Anzac 1


 ANZAC day. The last post has long sounded. The plaintive call lingered in the early morning mist and slowly died as the first flush of dawn lightened the sky. The speeches are over, marchers gone. I bend to touch the delicate blossoms placed at the base of the tall granite column. Blossoms that will soon fade and die. Red roses, bright camellias and a handpicked bunch of hardy daisies that will outlive the others by a mile. How many years have I come to this spot? Too many to remember. Beauty Spot, it is called. An integral part of Carrum, right on the mouth of the Patterson River. A place where mothers bring their toddlers to play and fishermen sit on the low stonewall dreaming of the catch of a lifetime. There is the fresh clean smell of salt and spray: a fitting place to close the eyes and dream of what might have been, to remember the handsome face, coiled puttees, kaki clad faded figure in the ornate frame over the fireplace.
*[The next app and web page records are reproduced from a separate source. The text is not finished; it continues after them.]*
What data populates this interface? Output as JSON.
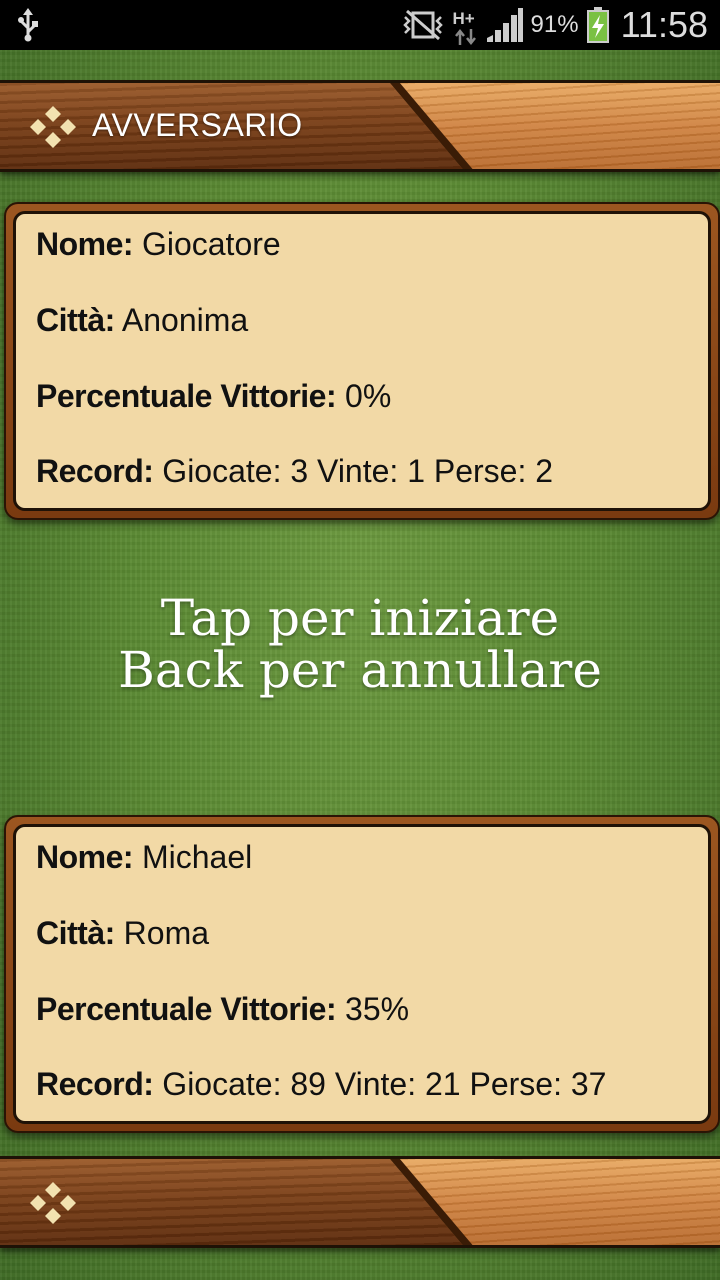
{
  "status_bar": {
    "network": "H+",
    "battery_percent": "91%",
    "time": "11:58"
  },
  "header": {
    "title": "AVVERSARIO"
  },
  "opponent": {
    "name_label": "Nome:",
    "name": "Giocatore",
    "city_label": "Città:",
    "city": "Anonima",
    "win_pct_label": "Percentuale Vittorie:",
    "win_pct": "0%",
    "record_label": "Record:",
    "record": "Giocate: 3 Vinte: 1 Perse: 2"
  },
  "prompt": {
    "line1": "Tap per iniziare",
    "line2": "Back per annullare"
  },
  "player": {
    "name_label": "Nome:",
    "name": "Michael",
    "city_label": "Città:",
    "city": "Roma",
    "win_pct_label": "Percentuale Vittorie:",
    "win_pct": "35%",
    "record_label": "Record:",
    "record": "Giocate: 89 Vinte: 21 Perse: 37"
  },
  "icons": {
    "usb": "usb-icon",
    "mute": "vibrate-muted-icon",
    "data": "data-arrows-icon",
    "signal": "signal-icon",
    "battery": "battery-charging-icon",
    "logo": "diamond-logo-icon"
  },
  "colors": {
    "card_fill": "#f2d9a6",
    "wood_dark": "#7a3f17",
    "wood_light": "#cf8240",
    "felt": "#5b8a33"
  }
}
The diamond you slipped on my finger that wintry night in June flashed promise and hope. The dream of manly boots next to my fluffy slippers. A line full of nappies and a cradle to rock. The joy of a family to cook for, a family to love.

That last night we danced and clung to each other before we hurried home to the rented two-roomed flat. The next morning the gate squeaked and I wept into my pillow.

I quietly read the words forever-inscribed in stone. To the imperishable memory of the soldiers of this district that gave their lives… Simple heartfelt words from a grateful community. I am always surprised at his simplicity. This is not an ostentatious crowded statue with flags flying and rifles raised in anger.

Here is one solitary soldier standing upright and alone, hand gripping his rifle barrel, the butt resting on the ground. At ease, but ready and waiting for…, what?

I have never known war, but when I gaze at him I can smell the acrid smoke, hear the whistle of shells and the cries as mates fall. I have lived my life under sunny skies and yet I can identify with his quiet sadness, his overwhelming sense of loss. The telegram read, ‘We regret to inform you that corporal T K Wells VX1068 of the AIF Infantry…’ I thought of planting a tree. At least then there would be something living and growing.


Recently I drove in heated comfort past an Avenue of Honour where row upon military row of silent trees flashed past in the kaki haze of a misty morning. Tall old trees, some over fifty years, planted when young soldiers fell. They no longer stood at the edge of endless paddocks. Ballarat was running out to embrace them, to include them into the teeming life of what is now a city. There were so many trees. Each one a son, daughter or husband and I saw the ghosts of their kin stretching back as far as the horizon. Like a stone in a pond, so may lives caught up, like mine, in the far-reaching circles of the wars to end all wars.

I was shell-shocked for months until it finally seeped into my unwilling brain that you would never again be by my side, your arm around my waist as you kissed everything better. But life goes on and I have known love. Not your love but the worn tartan slippers beside mine in front of the dying fire are comfortable.

I shiver as I gaze up at the long list of names etched into cold stone and run trembling fingers over the rough rock. So many did not survive to witness this new millennium, to drink in the beauty of spring blossoms, or to come here year after year. I gaze up at his strong young face and wonder what he would think of my knotted veined hand pressed against my heart. Time shall not weary them…

The glow in the west bathes him in gold as I sit and dream. And there’s talk about moving him. Some people want a car park, others, townhouses with sweeping bay views. Cart him away to some easily forgotten spot? Over my dead body. I’ll not let them take my soldier. Not this time.

Anzac 2